*Data listing*:

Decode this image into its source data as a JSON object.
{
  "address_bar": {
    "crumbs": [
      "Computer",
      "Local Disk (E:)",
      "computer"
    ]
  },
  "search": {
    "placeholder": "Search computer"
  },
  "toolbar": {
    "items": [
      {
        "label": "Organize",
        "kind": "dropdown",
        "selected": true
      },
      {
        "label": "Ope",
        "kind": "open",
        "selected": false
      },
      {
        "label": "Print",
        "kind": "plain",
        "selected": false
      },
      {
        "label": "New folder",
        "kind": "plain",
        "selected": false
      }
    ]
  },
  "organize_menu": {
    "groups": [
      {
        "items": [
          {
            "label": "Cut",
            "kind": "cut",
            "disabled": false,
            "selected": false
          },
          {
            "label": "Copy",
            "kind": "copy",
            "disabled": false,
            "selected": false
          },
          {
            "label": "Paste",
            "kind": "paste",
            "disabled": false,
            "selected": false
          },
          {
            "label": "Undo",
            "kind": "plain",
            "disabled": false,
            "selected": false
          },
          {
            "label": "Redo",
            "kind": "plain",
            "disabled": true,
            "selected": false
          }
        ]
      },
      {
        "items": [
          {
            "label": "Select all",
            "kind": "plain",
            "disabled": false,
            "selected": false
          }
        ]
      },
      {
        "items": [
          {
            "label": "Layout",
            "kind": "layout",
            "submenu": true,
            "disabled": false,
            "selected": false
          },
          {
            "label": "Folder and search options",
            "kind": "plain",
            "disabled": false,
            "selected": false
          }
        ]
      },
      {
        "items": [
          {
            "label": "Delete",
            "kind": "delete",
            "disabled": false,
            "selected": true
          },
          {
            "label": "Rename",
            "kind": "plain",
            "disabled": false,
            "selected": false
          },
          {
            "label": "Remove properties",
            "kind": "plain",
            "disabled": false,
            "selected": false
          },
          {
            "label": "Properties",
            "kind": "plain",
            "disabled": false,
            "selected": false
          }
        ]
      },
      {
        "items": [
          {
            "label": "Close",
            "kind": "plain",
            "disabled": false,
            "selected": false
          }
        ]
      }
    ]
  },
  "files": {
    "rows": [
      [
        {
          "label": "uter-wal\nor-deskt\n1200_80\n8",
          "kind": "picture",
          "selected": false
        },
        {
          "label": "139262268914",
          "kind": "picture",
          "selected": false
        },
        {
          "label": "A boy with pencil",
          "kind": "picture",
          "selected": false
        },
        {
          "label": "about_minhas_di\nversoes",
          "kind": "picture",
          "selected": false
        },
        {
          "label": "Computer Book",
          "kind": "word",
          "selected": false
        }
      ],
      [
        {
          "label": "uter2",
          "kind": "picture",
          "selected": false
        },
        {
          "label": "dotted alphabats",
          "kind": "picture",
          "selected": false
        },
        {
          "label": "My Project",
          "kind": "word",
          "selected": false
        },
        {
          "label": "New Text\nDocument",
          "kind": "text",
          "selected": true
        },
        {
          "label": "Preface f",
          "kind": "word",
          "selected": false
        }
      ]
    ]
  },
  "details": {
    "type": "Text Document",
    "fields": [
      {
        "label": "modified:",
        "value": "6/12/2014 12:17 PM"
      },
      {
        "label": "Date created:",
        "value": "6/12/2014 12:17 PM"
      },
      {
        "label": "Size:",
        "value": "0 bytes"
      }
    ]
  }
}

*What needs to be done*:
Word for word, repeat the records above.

*Response for this exercise*:
Decode this image into its source data as a JSON object.
{
  "address_bar": {
    "crumbs": [
      "Computer",
      "Local Disk (E:)",
      "computer"
    ]
  },
  "search": {
    "placeholder": "Search computer"
  },
  "toolbar": {
    "items": [
      {
        "label": "Organize",
        "kind": "dropdown",
        "selected": true
      },
      {
        "label": "Ope",
        "kind": "open",
        "selected": false
      },
      {
        "label": "Print",
        "kind": "plain",
        "selected": false
      },
      {
        "label": "New folder",
        "kind": "plain",
        "selected": false
      }
    ]
  },
  "organize_menu": {
    "groups": [
      {
        "items": [
          {
            "label": "Cut",
            "kind": "cut",
            "disabled": false,
            "selected": false
          },
          {
            "label": "Copy",
            "kind": "copy",
            "disabled": false,
            "selected": false
          },
          {
            "label": "Paste",
            "kind": "paste",
            "disabled": false,
            "selected": false
          },
          {
            "label": "Undo",
            "kind": "plain",
            "disabled": false,
            "selected": false
          },
          {
            "label": "Redo",
            "kind": "plain",
            "disabled": true,
            "selected": false
          }
        ]
      },
      {
        "items": [
          {
            "label": "Select all",
            "kind": "plain",
            "disabled": false,
            "selected": false
          }
        ]
      },
      {
        "items": [
          {
            "label": "Layout",
            "kind": "layout",
            "submenu": true,
            "disabled": false,
            "selected": false
          },
          {
            "label": "Folder and search options",
            "kind": "plain",
            "disabled": false,
            "selected": false
          }
        ]
      },
      {
        "items": [
          {
            "label": "Delete",
            "kind": "delete",
            "disabled": false,
            "selected": true
          },
          {
            "label": "Rename",
            "kind": "plain",
            "disabled": false,
            "selected": false
          },
          {
            "label": "Remove properties",
            "kind": "plain",
            "disabled": false,
            "selected": false
          },
          {
            "label": "Properties",
            "kind": "plain",
            "disabled": false,
            "selected": false
          }
        ]
      },
      {
        "items": [
          {
            "label": "Close",
            "kind": "plain",
            "disabled": false,
            "selected": false
          }
        ]
      }
    ]
  },
  "files": {
    "rows": [
      [
        {
          "label": "uter-wal\nor-deskt\n1200_80\n8",
          "kind": "picture",
          "selected": false
        },
        {
          "label": "139262268914",
          "kind": "picture",
          "selected": false
        },
        {
          "label": "A boy with pencil",
          "kind": "picture",
          "selected": false
        },
        {
          "label": "about_minhas_di\nversoes",
          "kind": "picture",
          "selected": false
        },
        {
          "label": "Computer Book",
          "kind": "word",
          "selected": false
        }
      ],
      [
        {
          "label": "uter2",
          "kind": "picture",
          "selected": false
        },
        {
          "label": "dotted alphabats",
          "kind": "picture",
          "selected": false
        },
        {
          "label": "My Project",
          "kind": "word",
          "selected": false
        },
        {
          "label": "New Text\nDocument",
          "kind": "text",
          "selected": true
        },
        {
          "label": "Preface f",
          "kind": "word",
          "selected": false
        }
      ]
    ]
  },
  "details": {
    "type": "Text Document",
    "fields": [
      {
        "label": "modified:",
        "value": "6/12/2014 12:17 PM"
      },
      {
        "label": "Date created:",
        "value": "6/12/2014 12:17 PM"
      },
      {
        "label": "Size:",
        "value": "0 bytes"
      }
    ]
  }
}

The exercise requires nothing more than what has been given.